What exactly should "dwt_initialise(DWT_LOADNONE)" do on the SPI bus?

Hello I’m trying to get a Microchip dsPIC33EP to communicate with the DWM1000. I’m running into some issues with the SPI driver returning DWT_ERROR, nor 0xDECA0130, nor anything intelligible for that matter.

When I reset the DWM, then call dwt_initialise(DWT_LOADNONE) as based from the example ex_03a_tx_wait_resp, this happens on the SPI bus:

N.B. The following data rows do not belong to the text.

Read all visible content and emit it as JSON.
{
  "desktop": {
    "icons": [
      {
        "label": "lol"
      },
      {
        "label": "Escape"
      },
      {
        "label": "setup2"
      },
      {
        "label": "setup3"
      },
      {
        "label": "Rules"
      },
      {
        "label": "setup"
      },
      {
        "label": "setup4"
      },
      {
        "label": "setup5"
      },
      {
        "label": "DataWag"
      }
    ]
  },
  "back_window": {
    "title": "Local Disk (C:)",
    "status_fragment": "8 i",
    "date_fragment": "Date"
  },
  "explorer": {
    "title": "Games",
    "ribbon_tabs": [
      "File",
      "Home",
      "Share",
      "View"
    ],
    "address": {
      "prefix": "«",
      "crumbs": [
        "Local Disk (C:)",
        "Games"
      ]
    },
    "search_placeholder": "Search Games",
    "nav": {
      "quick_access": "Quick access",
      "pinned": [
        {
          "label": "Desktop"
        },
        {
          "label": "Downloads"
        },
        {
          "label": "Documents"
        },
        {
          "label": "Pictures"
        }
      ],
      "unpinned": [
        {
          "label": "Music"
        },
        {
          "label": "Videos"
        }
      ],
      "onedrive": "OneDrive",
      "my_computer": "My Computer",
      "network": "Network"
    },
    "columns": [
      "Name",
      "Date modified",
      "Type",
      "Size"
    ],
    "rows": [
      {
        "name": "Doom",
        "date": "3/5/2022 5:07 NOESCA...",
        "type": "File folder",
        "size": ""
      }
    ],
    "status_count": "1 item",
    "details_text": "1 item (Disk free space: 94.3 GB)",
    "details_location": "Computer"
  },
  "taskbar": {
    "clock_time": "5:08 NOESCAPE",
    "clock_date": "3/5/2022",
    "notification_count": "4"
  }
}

[]Yellow is SCK. Vertical is scaled so that 3.3v fits in one division. Horizontal is 50uS/div.
]Green is MOSI, from the dsPIC to the DWM1000. All zeroes, but have seen some data in the 2nd byte at times. (Does not affect MISO.)
[]Blue is MISO, from the DWM1000 to the dsPIC.
]SS is being driven low before SCK, and high after (not shown, falling SS edge matches rising edge of MISO.)

What should I be seeing here? What should the first three bytes sent be?
The “SPI command” looks like three bytes, and the data, four. The clocks can be seen clearly, but the returned data makes no sense. It is always this data; it never changes. If I knew what to expect here, it would greatly help debugging. dwt_initialise() is a surprisingly large and complex routine to step through debugging.

I suspect it is my SPI driver code, but without knowing what should be seen here, it is difficult to fix. This is also a 16-bit micro, so it could be something to do with pointer sizes and the size of the SPI shift register (16 bits; it has an 8-bit mode which is being used, however the datasheets are lacking in details.) Thanks for any insight!

More info:
[]Using ICD3 in-circuit USB debugger
[]CPU crystal = 4MHz --> PLL --> Tcy of 70MHz
]SCK rate = 70MHz /64 /8 = 136.718kHz
[]dsPIC SPI channel 2, mode = 0 (Master)
]8-level SPI FIFO (enhanced mode) enabled and disabled, no affect.
[*]reset_DW1000() works as expected (brings nRST low for 1us) and seems to reset properly.


the easiest is to try and read device ID (register 0x0) … instead of calling dwt_initialise(). The reading of device ID (32-bits) should give you 5 bytes on the scope. Header byte, and 4 data bytes. The data bytes should be 0x30 0x01 0xca 0xde. To me it looks as if you get 0x30 for your 2st byte, then 0x01, 0xca and 0xde … on your attached pic. However you are clocking 7 bytes altogether … ?


I thought this was strange also. Assuming that dwt_initialise() looks for a DevID first, stopping at the beginning of the customized readfromspi(uint16 headerLength, const uint8 *headerBuffer, uint32 bodyLength, uint8 *bodyBuffer) routine (as called from dwt_initialise()), the values of headerLength are indeed 1 and bodyLength is 4. But this readfromspi() seems to be expecting these values to be one less than they actually are; i.e., the routine had for(i=0; i<=headerLength; i++) and it should have been for(i=0; i<headerLength; i++). So it is counting past both of these buffers by one each time, 1+1, 4+1 = 7 bytes in total. There was not a readfromspi() included with the example, so I think the one from API2p04/platform/deca_spi.c was used. Looking back at that, the for loops are correct, so perhaps the modification was mine during debugging at some point. Typical case of too many different things changed at once!

In any case, correcting the loops for five total bytes, dwt_initialise() still fails with DWT_ERROR. Attempting to run just a dwt_readdevid() still fails, and rolling-my-own read_devid() returns 0x60, 0x03, 0x95, 0xBC as seen here:

Now this is interesting; if 0x600395BC is rotated right one bit, it becomes 0x3001CADE. Looking closely at the first byte, the command (0x00), the last bit is the start of the returned data:

So the data appears to be offset by one bit. I’ve tried so many things… changing SPI mode, forcing the clock to start high or low, resetting the DWM twice, lowering and raising CS beforehand… running out of ideas. Investigating…

Ok I think I figured this out. Reading in the DW1000 datasheet section 5.8.1, GPIO5 and 6 control SPI Polarity and Phasing. Raising GPIO6 high through a 1k resistor physically aligned the data where it should be. For the dsPIC to recognize this, it had to be set to SPI mode 1. Once these were done, dwt_readdevid() returned the expected 0xDECA0130. Even dwt_initialise(DWT_LOADNONE) worked:

I’ve had some difficulty with Microchip brand devices and SPI modes in the past. Anyone else experimenting with these, try SPI mode 1 instead of mode 0 on both devices.